(Fijian song of sad farewell)



Isa, isa, vulagi lasa dina

Nomu lako au na rarawa kina

Na cava beka ko a mai cakava

Nomu lako au na sega ni lasa.



Isa lei, na noqu rarawa

Ni ko sa na vodo e na mataka

Bau nanuma, na nodatou lasa

Mai Suva nanuma tiko ga.



Vanua rogo na nomuni vanua

Kena ca ni levu tu na ua

Lomaqu voli meu bau butuka

Tovolea ke balavu na bula





Domoni dina na nomu yanuyanu

Kena kau wale na salusalu

Moce lolo, bua, na kukuwatu

Lagakali, ma ba na rosi damu.



(Repeat last line slowly and with much feeling).


I have never seen published anything even approaching an accurate translation of these words — those in the famous Seekers recording are schmaltzy and inadequate.


Because I am frequently asked, while I make no great claims for it, what follows is my pretty literal translation of Verse One and Chorus (I make no attempt to turn it into rhyme):  


Alas, alas, most welcome guest, Whatever the reason you came, I feel bereft at your leaving.


Oh, such sadness! I will feel so forlorn When you sail away tomorrow. Please remember how happy we were—In Suva [or wherever the song is being sung], you will always be remembered.

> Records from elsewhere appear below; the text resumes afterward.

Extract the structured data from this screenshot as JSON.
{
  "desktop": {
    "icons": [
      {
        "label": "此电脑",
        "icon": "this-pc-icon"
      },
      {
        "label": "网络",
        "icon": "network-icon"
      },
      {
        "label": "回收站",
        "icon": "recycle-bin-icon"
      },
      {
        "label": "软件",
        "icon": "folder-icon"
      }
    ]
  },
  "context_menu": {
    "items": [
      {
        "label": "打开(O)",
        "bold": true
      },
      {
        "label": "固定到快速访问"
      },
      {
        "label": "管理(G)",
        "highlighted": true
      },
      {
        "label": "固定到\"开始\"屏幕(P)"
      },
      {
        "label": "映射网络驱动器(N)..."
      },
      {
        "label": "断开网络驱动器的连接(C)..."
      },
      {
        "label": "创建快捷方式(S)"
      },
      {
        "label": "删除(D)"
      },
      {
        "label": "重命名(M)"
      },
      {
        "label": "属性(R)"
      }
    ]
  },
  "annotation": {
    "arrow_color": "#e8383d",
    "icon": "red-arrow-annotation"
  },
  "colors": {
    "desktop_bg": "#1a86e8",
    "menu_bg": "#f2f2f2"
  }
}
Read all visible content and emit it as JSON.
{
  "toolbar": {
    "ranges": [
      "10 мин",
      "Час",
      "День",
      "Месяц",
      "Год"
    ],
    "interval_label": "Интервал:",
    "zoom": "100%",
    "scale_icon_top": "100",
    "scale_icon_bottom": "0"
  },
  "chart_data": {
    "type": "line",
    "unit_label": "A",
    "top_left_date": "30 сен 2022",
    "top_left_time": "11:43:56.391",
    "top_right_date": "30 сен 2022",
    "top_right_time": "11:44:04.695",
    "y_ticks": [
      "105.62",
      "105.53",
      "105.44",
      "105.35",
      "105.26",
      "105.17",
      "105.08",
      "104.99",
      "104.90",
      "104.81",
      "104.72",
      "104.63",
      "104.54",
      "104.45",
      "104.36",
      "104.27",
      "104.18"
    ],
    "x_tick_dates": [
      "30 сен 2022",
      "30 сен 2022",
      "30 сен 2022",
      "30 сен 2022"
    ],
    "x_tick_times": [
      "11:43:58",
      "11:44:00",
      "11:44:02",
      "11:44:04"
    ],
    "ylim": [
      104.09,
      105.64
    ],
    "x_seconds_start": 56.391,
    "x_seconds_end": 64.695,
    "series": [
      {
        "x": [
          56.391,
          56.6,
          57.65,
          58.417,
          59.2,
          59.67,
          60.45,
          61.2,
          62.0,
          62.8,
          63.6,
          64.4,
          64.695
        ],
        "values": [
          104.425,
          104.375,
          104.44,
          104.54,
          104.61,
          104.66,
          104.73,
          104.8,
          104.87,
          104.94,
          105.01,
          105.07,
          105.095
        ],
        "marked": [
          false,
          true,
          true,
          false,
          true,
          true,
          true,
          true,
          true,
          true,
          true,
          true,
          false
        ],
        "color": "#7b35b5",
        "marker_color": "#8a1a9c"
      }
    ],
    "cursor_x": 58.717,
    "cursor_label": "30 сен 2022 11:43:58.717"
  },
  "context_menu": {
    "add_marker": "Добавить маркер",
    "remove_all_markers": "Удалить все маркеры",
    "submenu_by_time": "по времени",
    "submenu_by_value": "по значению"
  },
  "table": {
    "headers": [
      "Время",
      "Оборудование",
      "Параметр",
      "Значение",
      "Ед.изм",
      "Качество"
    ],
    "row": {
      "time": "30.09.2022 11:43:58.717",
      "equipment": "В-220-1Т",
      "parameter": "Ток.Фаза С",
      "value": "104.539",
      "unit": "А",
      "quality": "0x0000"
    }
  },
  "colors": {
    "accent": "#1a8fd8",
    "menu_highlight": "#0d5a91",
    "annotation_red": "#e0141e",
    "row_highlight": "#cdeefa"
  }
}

NB: Anyone out there who speaks Fijian better than I, please feel free to write to me to correct this, and better still to also translate verses 2-3 for us.


To anyone who speaks any Fijian it is painful to listen to the Seekers' mangling of the pronunciation and omission of ms and ns etc. from Fijian words, so I can't bring myself to include a link to this version on You-tube. You can find it there for yourself if you must.

It is hard to go past the beautiful male voices in this version, sung by the Republic of Fiji Military Forces Band at the Edinburgh Tattoo in 1998. You can watch the whole thing of course, but for Isa Lei go scroll through to 3.57. You will have to put up with the unctuous announcer and his erroneous comments about the song, but it is worth just thinking of other things until they come into their own. Beautiful.


For one of the most authentic versions of it, that takes me right back to the way one usually heard it sung in villages etc., , I recommend the following recorded by Joan Herrington when she heard it Sung in 1957 .


And finally, a very polished version, beautifully sung by women only (the students of Adi Cakobau School), is, unfortunately, a bit too up-tempo for this sad song of farewell, but still worth a listen for the lovely voices and harmonies:

Teivaka Tonga